The task: All lines in the entries below that hold "JSON" make up the answer.

[Dataset rows for apps and sites]

:::

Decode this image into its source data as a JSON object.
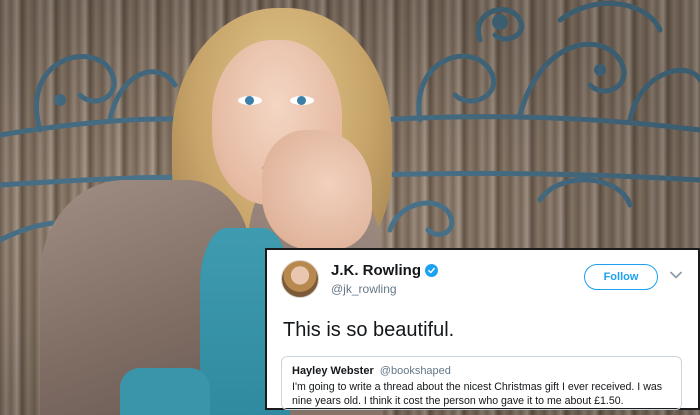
{
  "tweet": {
    "display_name": "J.K. Rowling",
    "handle": "@jk_rowling",
    "follow_label": "Follow",
    "text": "This is so beautiful.",
    "verified": true,
    "accent_color": "#1da1f2",
    "quote": {
      "name": "Hayley Webster",
      "handle": "@bookshaped",
      "text": "I'm going to write a thread about the nicest Christmas gift I ever received. I was nine years old. I think it cost the person who gave it to me about £1.50."
    }
  },
  "icons": {
    "verified": "verified-badge-icon",
    "menu": "chevron-down-icon"
  }
}
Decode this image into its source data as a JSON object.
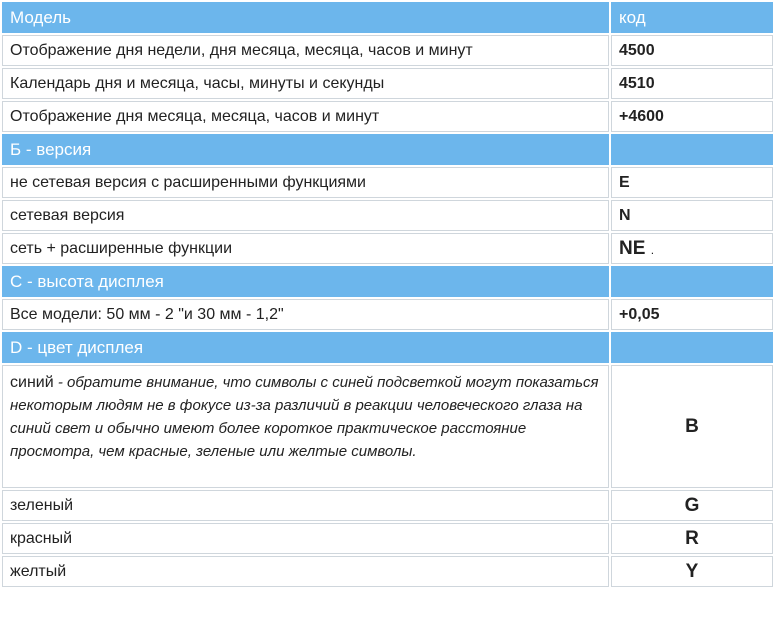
{
  "table": {
    "header": {
      "model": "Модель",
      "code": "код"
    },
    "models": [
      {
        "label": "Отображение дня недели, дня месяца, месяца, часов и минут",
        "code": "4500"
      },
      {
        "label": "Календарь дня и месяца, часы, минуты и секунды",
        "code": "4510"
      },
      {
        "label": "Отображение дня месяца, месяца, часов и минут",
        "code": "+4600"
      }
    ],
    "version_section": {
      "title": "Б - версия",
      "rows": [
        {
          "label": "не сетевая версия с расширенными функциями",
          "code": "E"
        },
        {
          "label": "сетевая версия",
          "code": "N"
        },
        {
          "label": "сеть + расширенные функции",
          "code": "NE",
          "suffix": "."
        }
      ]
    },
    "height_section": {
      "title": "С - высота дисплея",
      "rows": [
        {
          "label": "Все модели: 50 мм - 2 \"и 30 мм - 1,2\"",
          "code": "+0,05"
        }
      ]
    },
    "color_section": {
      "title": "D - цвет дисплея",
      "blue": {
        "label": "синий",
        "note": " - обратите внимание, что символы с синей подсветкой могут показаться некоторым людям не в фокусе из-за различий в реакции человеческого глаза на синий свет и обычно имеют более короткое практическое расстояние просмотра, чем красные, зеленые или желтые символы.",
        "code": "B"
      },
      "rows": [
        {
          "label": "зеленый",
          "code": "G"
        },
        {
          "label": "красный",
          "code": "R"
        },
        {
          "label": "желтый",
          "code": "Y"
        }
      ]
    }
  }
}
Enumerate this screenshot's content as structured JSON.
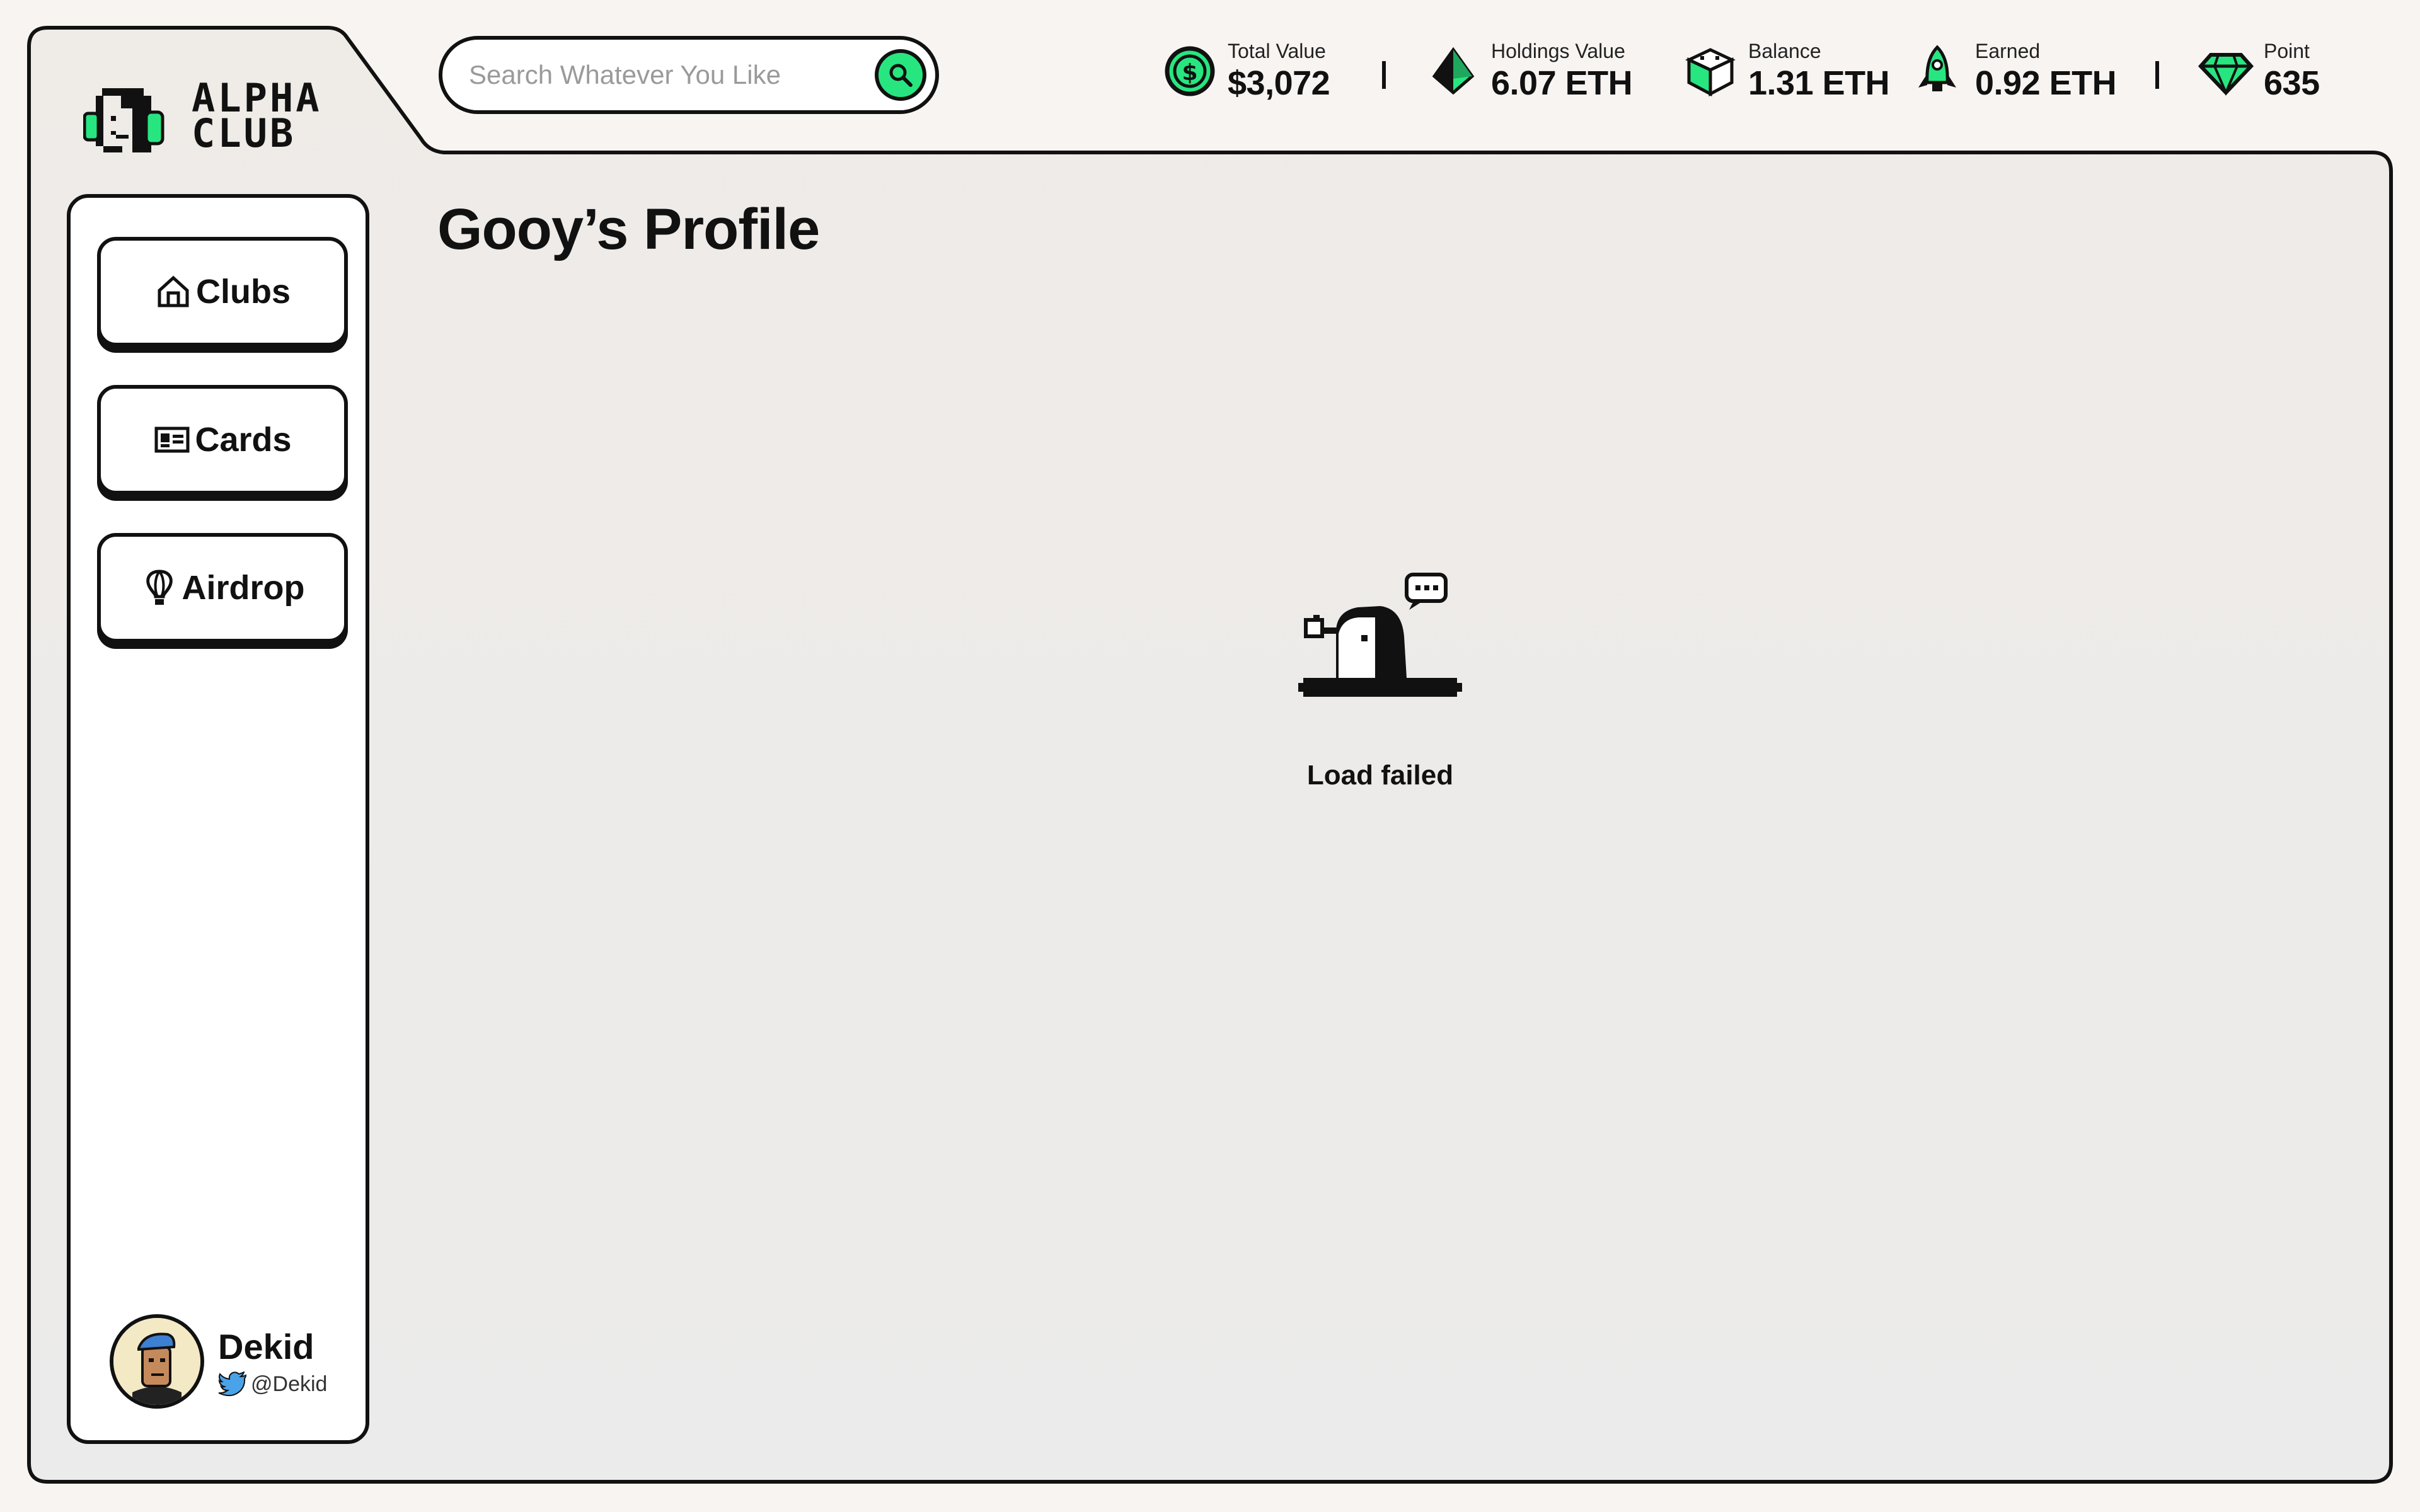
{
  "brand": {
    "logo_line1": "ALPHA",
    "logo_line2": "CLUB",
    "accent_color": "#27e680"
  },
  "search": {
    "placeholder": "Search Whatever You Like",
    "button_icon": "search-icon"
  },
  "stats": [
    {
      "label": "Total Value",
      "value": "$3,072",
      "icon": "dollar-coin-icon"
    },
    {
      "label": "Holdings Value",
      "value": "6.07 ETH",
      "icon": "ethereum-icon"
    },
    {
      "label": "Balance",
      "value": "1.31 ETH",
      "icon": "cube-icon"
    },
    {
      "label": "Earned",
      "value": "0.92 ETH",
      "icon": "rocket-icon"
    },
    {
      "label": "Point",
      "value": "635",
      "icon": "diamond-icon"
    }
  ],
  "sidebar": {
    "items": [
      {
        "label": "Clubs",
        "icon": "home-icon"
      },
      {
        "label": "Cards",
        "icon": "id-card-icon"
      },
      {
        "label": "Airdrop",
        "icon": "balloon-icon"
      }
    ],
    "user": {
      "name": "Dekid",
      "handle": "@Dekid",
      "handle_icon": "twitter-icon"
    }
  },
  "main": {
    "title": "Gooy’s Profile",
    "status_text": "Load failed",
    "status_icon": "penguin-error-icon"
  }
}
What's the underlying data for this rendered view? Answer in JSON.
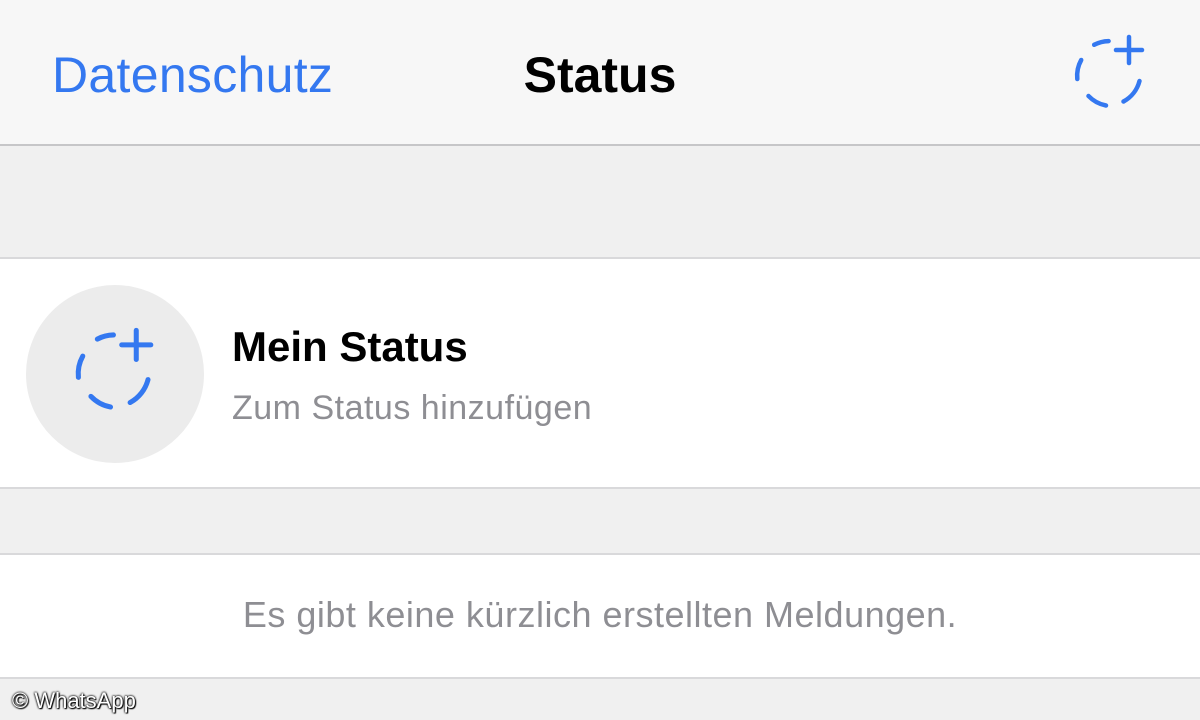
{
  "nav": {
    "back_label": "Datenschutz",
    "title": "Status",
    "action_icon": "add-status-icon"
  },
  "my_status": {
    "title": "Mein Status",
    "subtitle": "Zum Status hinzufügen",
    "icon": "add-status-icon"
  },
  "empty_message": "Es gibt keine kürzlich erstellten Meldungen.",
  "watermark": "© WhatsApp",
  "colors": {
    "accent": "#3478f0",
    "secondary_text": "#8e8e93",
    "background": "#f0f0f0"
  }
}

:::

Solution for this problem:
Decode this image into its source data as a JSON object.
Decode this image into its source data as a JSON object.
Enumerate this screenshot's content as structured JSON.
What's the underlying data for this rendered view? Answer in JSON.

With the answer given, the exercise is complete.